What is chlorophyll and what does it do? The name comes from the Greek word chloros meaning green and phyllon meaning leaf. Chlorophyll is found in plants and algae and is critical in the process called photosynthesis. This is the process whereby plants absorb sunlight and transform it into energy. Chlorophyll is also what gives the plants their green color. One of the byproducts of this process is the production of oxygen. Which is imperative to life on earth. In the fall when plants start turning the bright reds, browns, and other colors we see, it is due to the plants loss of chlorophyll. In the spring, it begins anew. So chlorophyll is an extraordinarily crucial element in the lives of plants.
As well as playing such a vital role in the plant world, chlorophyll also serves an extremely significant role in human health. Oxygen production being one of the most fundamental. If some unforeseen calamity were to kill off the earths plant life mankind, as well as the animal kingdom, would eventually suffocate. There would be no life on earth.
Chlorophyll has shown to be an essential tool in the health of humans in other ways, as well. Research has shown that chlorophyll is effective in the fight against some forms of cancer. Chief among these is liver, skin, and colon cancer. Although research is still in the early stages, the optimism is high. Chlorophyll ingested as a liquid has shown to increase the quantity and quality of red blood cells. It also helps the body repair itself at the molecular and cellular level by assisting in cleansing the body, fighting infection, and helping heal wounds. It promotes circulatory health, digestive health and has a myriad of other health benefits.
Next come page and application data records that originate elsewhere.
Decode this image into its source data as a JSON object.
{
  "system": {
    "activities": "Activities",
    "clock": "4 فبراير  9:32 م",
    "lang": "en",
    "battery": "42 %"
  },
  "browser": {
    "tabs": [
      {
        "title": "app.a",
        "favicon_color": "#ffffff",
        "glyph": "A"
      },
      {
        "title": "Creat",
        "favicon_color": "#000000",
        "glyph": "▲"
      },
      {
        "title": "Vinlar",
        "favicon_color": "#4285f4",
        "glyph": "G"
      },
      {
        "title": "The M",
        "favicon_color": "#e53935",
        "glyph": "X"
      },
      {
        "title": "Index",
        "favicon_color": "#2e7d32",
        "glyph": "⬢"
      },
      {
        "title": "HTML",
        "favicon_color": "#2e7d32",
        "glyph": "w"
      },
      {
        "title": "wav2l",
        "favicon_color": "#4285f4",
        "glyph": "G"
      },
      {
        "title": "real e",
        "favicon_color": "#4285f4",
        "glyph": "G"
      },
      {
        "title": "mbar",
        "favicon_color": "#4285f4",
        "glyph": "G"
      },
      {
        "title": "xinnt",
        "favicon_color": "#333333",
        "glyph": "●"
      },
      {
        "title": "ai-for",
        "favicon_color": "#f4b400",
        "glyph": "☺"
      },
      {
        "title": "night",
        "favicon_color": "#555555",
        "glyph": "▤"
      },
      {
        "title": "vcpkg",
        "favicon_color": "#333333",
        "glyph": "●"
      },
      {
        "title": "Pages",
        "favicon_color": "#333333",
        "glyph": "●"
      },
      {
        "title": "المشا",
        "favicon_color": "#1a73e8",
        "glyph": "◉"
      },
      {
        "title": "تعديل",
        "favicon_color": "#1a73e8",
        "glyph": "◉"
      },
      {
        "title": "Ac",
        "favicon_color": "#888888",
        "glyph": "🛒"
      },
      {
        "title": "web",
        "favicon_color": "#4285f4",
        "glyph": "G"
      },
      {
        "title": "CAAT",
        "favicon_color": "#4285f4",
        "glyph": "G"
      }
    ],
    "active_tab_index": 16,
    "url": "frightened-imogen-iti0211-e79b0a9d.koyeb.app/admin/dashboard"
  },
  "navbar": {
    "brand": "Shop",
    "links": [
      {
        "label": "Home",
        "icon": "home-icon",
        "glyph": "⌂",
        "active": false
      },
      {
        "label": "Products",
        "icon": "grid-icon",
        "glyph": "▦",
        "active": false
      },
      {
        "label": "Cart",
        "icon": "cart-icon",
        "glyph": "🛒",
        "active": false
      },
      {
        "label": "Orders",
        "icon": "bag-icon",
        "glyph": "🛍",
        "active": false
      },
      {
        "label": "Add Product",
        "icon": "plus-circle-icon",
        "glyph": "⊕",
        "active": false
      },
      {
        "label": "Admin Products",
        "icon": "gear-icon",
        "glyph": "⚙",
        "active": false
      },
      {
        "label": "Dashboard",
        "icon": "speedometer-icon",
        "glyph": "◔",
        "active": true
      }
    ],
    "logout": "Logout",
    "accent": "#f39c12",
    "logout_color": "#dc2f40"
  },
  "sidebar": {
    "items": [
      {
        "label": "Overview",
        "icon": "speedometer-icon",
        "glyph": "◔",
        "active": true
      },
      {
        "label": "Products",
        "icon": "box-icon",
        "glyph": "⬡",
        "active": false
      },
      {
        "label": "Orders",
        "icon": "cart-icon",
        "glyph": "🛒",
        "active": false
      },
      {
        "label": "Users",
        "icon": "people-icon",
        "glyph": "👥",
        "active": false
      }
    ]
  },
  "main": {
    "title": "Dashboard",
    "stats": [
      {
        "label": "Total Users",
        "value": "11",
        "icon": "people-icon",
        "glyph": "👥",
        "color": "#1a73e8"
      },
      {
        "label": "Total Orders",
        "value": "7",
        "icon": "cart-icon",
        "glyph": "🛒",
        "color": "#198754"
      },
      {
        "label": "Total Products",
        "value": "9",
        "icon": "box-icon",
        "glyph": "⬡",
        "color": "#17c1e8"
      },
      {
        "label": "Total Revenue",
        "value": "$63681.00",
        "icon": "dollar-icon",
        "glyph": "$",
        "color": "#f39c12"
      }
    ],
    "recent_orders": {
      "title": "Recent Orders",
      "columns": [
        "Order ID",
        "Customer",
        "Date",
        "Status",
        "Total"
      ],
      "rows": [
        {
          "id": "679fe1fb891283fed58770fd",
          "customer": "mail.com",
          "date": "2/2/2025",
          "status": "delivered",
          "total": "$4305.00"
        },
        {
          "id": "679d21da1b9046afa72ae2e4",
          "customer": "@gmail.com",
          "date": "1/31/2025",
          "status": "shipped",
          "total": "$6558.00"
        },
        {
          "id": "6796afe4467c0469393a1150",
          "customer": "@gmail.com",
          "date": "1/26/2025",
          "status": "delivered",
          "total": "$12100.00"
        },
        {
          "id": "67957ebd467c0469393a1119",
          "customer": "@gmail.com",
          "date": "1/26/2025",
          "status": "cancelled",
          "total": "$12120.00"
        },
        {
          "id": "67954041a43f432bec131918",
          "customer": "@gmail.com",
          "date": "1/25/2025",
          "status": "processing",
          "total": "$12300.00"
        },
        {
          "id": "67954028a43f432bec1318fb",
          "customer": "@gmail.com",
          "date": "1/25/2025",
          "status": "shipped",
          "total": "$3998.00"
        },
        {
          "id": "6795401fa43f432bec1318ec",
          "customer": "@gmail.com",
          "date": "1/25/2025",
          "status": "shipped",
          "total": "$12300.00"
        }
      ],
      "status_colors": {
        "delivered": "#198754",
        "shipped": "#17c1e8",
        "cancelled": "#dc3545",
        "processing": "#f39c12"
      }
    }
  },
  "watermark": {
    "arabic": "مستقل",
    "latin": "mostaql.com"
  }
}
So, what is the best way to partake of all these benefits? First and foremost is to eat ample amounts of green vegetables. Pretty much, all green vegetables, contain chlorophyll in various amounts. However, some contain larger amounts and are thus considered a valuable addition to the diet. Spinach is the king of the chlorophyll vegetables with 300 to 600 milligrams per ounce. Others are in no particular order, asparagus, Brussel sprouts, green cabbage, romaine lettuce, and Swiss chard to name a few. Add these and other green vegetables to the diet and the rewards will be plentiful.
Since ingestion is the best way to get the chlorophyll into the body, it is necessary to prepare it in such a way as to limit the loss of chlorophyll. Instead of boiling the vegetables, steaming them for a short time works best. Another excellent method would be to prepare a salad with a mixture of greens and just eat them uncooked. A chlorophyll supplement could also be taken. There are several on the market.
As we can see chlorophyll plays an extremely vital role in the lives of plants and humans alike. As beneficial as it is it is also exceptionally easy to take advantage of the benefits of chlorophyll simply by adding green vegetables, especially leafy green vegetables, to the diet.